White Dutch clover is used mainly in lawns for ornamental purposes, and can be used in pasture mixes. It is shallow rooted and spreads by creeping stems. White Dutch grows best under cool, fertile, moist conditions, but is adaptable to acidic, poorly drained soils where alfalfa cannot survive.
Berseem clover is an annual forage crop used in the Midwest mainly to spruce up poor or drowned our stands of alfalfa. Berseem is a good nitrogen producer, and if planted by May 1 can give up to 3 cuttings, and reaches 20-30 inches in height. Berseem is low bloat and 18-28% protein. It has yellowish white flowers.
Kura Clover is a perennial legume that has potential to be both productive and persistent in pastures. While Kura clover is slow to establish and initially is low in production, long-term forage production and quality are excellent. The plant sacrifices forage productions early in its development in order to invest in a strong root-rhizome-crown system that supports forage yields. It has survived six years of grazing in Minnesota and persisted when all other legumes have failed.

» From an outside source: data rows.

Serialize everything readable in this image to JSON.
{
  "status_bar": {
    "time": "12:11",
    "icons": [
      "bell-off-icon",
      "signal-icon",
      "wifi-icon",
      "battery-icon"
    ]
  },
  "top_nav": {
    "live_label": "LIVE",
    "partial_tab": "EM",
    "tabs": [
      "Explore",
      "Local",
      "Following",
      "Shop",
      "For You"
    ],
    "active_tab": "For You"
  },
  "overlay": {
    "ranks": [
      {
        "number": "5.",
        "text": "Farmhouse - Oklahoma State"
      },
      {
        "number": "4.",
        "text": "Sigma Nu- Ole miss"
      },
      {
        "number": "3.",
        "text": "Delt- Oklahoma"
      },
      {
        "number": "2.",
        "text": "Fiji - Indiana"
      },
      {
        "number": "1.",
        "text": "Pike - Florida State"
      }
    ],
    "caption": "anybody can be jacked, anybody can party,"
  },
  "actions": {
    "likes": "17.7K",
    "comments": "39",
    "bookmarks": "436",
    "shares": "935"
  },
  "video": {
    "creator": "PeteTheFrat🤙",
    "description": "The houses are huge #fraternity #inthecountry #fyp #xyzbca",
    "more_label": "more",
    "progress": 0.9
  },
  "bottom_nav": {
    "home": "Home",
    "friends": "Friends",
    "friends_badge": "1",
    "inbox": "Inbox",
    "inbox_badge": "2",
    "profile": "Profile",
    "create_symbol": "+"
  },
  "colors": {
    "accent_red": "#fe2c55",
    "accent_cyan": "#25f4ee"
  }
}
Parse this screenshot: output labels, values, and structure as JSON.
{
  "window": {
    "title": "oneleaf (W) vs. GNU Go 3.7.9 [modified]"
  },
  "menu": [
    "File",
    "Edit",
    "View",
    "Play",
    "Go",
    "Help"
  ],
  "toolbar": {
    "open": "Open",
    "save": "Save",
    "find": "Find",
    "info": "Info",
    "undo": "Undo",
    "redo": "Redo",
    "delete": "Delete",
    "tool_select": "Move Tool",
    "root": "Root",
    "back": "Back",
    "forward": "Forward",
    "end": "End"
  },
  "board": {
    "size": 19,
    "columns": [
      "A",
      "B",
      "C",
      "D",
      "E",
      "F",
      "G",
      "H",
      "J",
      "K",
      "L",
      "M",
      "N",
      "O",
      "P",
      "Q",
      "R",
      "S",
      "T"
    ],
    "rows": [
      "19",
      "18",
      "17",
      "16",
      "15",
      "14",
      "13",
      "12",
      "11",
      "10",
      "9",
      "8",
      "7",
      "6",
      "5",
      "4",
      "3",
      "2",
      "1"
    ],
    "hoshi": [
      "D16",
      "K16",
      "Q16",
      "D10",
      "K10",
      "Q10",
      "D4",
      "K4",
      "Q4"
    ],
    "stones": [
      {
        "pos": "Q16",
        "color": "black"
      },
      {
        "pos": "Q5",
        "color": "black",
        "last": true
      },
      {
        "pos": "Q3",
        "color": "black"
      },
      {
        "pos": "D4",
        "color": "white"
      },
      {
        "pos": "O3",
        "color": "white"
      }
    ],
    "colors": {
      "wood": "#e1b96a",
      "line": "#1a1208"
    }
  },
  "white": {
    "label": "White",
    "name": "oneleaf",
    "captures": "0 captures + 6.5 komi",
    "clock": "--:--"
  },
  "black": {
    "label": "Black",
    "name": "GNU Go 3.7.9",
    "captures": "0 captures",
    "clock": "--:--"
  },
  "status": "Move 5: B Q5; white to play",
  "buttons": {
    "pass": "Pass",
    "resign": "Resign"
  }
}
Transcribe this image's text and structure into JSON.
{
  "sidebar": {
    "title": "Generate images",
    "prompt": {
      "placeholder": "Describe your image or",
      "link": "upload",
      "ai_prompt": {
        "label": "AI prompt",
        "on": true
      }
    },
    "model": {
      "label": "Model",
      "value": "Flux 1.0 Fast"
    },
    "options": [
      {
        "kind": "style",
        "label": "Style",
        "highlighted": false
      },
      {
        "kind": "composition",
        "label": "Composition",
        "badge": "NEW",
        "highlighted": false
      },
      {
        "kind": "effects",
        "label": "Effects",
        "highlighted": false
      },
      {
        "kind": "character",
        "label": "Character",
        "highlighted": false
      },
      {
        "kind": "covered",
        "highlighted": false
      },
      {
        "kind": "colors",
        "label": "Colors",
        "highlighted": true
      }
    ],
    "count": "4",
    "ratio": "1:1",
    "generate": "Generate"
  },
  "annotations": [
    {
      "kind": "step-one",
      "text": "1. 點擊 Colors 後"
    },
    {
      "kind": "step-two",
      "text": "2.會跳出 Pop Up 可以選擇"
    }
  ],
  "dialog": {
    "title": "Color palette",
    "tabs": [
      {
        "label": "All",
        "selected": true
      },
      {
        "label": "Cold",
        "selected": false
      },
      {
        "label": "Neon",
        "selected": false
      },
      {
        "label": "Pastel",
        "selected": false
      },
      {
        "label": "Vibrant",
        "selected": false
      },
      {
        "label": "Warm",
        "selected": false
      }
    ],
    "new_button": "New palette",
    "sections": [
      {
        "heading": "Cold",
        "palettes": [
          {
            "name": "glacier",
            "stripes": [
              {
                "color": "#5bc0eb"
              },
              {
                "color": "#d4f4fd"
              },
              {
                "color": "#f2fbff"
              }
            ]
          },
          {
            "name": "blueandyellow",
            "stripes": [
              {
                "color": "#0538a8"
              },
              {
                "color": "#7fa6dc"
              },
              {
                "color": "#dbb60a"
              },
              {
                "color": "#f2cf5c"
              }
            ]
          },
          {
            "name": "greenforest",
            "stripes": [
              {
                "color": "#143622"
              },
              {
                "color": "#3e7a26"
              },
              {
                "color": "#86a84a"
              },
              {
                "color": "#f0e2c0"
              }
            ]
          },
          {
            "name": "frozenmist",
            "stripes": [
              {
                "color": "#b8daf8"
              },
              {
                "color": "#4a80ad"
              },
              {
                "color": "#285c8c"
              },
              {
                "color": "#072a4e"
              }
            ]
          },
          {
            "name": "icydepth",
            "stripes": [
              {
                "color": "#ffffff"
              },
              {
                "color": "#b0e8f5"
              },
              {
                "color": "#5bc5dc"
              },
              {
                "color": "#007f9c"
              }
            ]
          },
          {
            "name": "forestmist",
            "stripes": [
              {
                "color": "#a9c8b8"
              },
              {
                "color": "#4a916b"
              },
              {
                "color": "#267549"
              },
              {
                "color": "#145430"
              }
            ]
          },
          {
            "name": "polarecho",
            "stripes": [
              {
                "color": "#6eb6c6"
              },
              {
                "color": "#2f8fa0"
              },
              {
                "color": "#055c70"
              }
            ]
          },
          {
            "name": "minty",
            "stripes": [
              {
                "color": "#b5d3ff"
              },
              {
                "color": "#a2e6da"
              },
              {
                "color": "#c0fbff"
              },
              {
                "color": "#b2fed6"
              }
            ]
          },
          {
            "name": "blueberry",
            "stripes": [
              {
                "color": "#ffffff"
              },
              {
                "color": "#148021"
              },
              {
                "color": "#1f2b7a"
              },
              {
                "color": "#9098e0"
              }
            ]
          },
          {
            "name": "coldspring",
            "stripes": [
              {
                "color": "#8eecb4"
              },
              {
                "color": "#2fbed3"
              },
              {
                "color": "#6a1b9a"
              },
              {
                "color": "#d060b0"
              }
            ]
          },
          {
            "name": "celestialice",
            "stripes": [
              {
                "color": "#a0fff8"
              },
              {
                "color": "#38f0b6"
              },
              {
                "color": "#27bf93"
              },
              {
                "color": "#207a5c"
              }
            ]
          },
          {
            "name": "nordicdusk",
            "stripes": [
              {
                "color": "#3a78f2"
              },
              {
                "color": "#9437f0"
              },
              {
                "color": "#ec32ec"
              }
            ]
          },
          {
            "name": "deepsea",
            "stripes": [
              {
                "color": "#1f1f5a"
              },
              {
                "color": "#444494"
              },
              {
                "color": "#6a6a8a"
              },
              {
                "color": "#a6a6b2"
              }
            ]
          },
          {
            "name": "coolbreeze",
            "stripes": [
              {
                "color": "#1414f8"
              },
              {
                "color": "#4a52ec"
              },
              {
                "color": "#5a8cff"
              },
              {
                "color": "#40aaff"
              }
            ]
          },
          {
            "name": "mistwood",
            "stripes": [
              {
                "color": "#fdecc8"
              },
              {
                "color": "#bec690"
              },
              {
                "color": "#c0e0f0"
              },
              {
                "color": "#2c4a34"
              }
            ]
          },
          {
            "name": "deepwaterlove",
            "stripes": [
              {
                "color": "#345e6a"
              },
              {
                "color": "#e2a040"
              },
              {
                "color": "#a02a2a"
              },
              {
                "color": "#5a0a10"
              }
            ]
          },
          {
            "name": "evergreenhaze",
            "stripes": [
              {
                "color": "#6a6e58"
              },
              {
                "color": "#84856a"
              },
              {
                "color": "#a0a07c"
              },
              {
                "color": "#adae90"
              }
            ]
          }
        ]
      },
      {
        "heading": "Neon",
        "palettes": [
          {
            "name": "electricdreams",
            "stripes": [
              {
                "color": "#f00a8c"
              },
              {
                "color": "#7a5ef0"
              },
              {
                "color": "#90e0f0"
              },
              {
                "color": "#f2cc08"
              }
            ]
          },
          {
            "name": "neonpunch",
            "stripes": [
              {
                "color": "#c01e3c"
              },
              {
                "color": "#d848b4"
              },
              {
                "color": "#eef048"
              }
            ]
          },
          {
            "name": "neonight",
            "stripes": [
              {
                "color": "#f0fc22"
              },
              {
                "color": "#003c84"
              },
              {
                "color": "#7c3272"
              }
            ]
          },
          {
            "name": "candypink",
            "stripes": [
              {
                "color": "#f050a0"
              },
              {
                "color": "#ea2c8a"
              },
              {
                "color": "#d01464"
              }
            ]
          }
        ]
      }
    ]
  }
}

Primarily a pasture legume, this is a long lived, deep rooted, yellow flowered perennial somewhat similar to alfalfa or red clover. It is very winter hardy and drought resistant. Trefoil is highly palatable and has feed value equal to alfalfa. There is much less danger of bloat when pastured than with alfalfa or other clovers. Although slow to establish, it is very persistent, after becoming well established with native sod-forming grasses. Seed must always be inoculated and planted early in the spring in firm, well-prepared seedbed.
This long-lived perennial legume is used extensively for erosion control. It tolerates low fertility, poor soil and is drought resistant. It has minor use as a forage crop. It is palatable to livestock, non-bloating and produces yields between trefoil and alfalfa where adapted.
Used extensively in the United States, hairy vetch is winter hardy and normally an annual. In the northern corn belt hairy vetch should be planted in late September or early October. Stems are weak and viny. Hairy vetch is widely used as green manure crop in the cotton-belt. When planted with oats and cut green it make excellent livestock feed.